The two governing bodies for the game of golf, the American United States Golf Association (quite prosaic in way that Trump might have named it), and the British, Royal and Ancient (quite pompous in a way that only a bunch of upper-class twits could have named it) changed some of the rules of golf as of January First, 2019.
Spectators and participants have now had a little more than three months to watch and play with the new rules and, as is the case with such things golf, some are good, some are bad and all are incomprehensible.
Included in the new rules were a few changes in the jargon. To wit:
A “hazard” is now a “penalty area.” What a shame. A hazard is so much richer. The only imagery associated with a penalty area is the place where your kids go during a timeout.
In head to head play, aka match play, the elegant and oh so British terms have been terminated for more universally understandable but boring words. “All square” is now “tied,” as is “halved.” “Dormie” may still be used, though it is unclear. Let’s hope it stays in use as its etymology is lovely. Dormie is a state near the end of the match where neither player can lose, (don’t ask.) The term is derived from the Latin and French for sleep, dormir, as in dormitory. What a comforting idea - finishing out a competitive and fun GAME where you can’t lose so you can just sleep through the remainder.
But none of these terms were really confusing; even a casual spectator could intuit their meaning. But, alas, they didn’t fix the following terms for different types of games which require one to carry My Little Pocket Golf Dictionary to suss out the differences:

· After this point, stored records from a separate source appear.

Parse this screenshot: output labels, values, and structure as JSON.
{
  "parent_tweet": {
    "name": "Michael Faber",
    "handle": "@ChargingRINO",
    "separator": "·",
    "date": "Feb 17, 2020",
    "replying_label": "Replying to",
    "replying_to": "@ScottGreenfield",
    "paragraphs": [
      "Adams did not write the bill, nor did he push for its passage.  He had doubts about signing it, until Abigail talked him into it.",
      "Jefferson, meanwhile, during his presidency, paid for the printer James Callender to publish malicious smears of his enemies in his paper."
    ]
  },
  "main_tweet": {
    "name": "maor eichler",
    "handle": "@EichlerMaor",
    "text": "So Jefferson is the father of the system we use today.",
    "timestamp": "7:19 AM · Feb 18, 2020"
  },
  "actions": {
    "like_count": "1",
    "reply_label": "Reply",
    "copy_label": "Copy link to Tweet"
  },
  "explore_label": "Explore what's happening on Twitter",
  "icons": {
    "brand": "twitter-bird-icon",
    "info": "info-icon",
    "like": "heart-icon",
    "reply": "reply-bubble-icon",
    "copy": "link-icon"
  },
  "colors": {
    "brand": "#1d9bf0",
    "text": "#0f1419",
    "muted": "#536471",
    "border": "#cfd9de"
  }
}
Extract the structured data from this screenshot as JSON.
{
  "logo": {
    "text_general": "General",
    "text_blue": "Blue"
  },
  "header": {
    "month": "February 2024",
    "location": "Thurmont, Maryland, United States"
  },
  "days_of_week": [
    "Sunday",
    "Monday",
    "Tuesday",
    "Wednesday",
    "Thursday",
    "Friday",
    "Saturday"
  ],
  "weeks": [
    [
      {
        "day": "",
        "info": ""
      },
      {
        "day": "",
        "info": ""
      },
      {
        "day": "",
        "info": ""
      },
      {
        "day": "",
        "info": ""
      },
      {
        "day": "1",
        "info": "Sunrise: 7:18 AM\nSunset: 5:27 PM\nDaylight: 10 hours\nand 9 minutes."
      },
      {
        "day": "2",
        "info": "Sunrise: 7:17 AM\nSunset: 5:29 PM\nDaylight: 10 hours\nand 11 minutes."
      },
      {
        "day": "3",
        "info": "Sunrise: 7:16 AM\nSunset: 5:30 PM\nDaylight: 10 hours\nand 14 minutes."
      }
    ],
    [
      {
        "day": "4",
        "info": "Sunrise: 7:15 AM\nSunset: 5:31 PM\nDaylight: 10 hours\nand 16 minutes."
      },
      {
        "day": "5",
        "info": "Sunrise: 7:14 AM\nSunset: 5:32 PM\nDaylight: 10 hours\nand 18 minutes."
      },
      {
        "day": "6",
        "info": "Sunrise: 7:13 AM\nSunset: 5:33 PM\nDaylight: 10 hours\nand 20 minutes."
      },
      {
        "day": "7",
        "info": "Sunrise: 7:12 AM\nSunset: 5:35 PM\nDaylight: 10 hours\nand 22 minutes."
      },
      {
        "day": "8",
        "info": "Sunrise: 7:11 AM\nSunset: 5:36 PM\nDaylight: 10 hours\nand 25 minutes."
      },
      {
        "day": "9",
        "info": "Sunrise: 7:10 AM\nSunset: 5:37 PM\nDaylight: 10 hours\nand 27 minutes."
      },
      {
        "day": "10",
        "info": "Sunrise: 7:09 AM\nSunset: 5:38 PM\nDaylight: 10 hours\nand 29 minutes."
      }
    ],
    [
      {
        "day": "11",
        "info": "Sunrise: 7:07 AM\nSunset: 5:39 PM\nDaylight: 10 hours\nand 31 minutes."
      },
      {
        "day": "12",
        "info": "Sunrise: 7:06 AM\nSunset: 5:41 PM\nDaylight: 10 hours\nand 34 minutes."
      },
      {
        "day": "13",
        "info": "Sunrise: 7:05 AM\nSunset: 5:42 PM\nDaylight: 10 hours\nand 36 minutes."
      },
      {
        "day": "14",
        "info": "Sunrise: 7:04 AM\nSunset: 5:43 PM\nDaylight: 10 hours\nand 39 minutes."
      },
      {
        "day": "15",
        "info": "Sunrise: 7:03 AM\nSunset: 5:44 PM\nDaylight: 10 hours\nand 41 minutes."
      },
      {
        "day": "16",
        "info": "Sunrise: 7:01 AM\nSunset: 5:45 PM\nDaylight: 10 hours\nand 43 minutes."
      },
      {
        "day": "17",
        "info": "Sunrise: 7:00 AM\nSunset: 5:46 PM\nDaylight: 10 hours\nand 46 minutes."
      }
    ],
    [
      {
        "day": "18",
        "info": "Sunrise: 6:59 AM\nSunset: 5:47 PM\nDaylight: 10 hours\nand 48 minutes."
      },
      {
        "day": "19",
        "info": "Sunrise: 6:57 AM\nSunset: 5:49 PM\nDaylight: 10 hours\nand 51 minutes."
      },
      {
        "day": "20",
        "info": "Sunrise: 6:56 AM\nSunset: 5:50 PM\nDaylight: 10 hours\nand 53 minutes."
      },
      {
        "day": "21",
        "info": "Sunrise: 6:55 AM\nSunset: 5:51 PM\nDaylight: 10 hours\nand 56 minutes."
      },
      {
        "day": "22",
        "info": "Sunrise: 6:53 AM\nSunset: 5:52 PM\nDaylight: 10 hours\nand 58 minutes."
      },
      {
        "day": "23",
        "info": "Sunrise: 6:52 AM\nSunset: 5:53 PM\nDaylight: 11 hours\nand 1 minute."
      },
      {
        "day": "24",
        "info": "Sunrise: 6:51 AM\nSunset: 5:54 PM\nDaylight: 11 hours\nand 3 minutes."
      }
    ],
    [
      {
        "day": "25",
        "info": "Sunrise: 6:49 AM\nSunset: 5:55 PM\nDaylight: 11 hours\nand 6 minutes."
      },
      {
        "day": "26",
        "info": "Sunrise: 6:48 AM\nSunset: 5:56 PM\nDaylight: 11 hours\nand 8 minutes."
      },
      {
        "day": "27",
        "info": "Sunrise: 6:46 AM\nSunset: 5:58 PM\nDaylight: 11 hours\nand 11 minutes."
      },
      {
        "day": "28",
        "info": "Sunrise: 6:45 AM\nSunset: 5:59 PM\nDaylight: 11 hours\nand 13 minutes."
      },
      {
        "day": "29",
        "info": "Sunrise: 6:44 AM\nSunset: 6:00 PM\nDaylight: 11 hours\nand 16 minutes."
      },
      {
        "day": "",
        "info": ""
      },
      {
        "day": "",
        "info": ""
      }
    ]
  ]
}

Even if you, dear reader, care to know the differences, I get a headache just thinking about explaining them.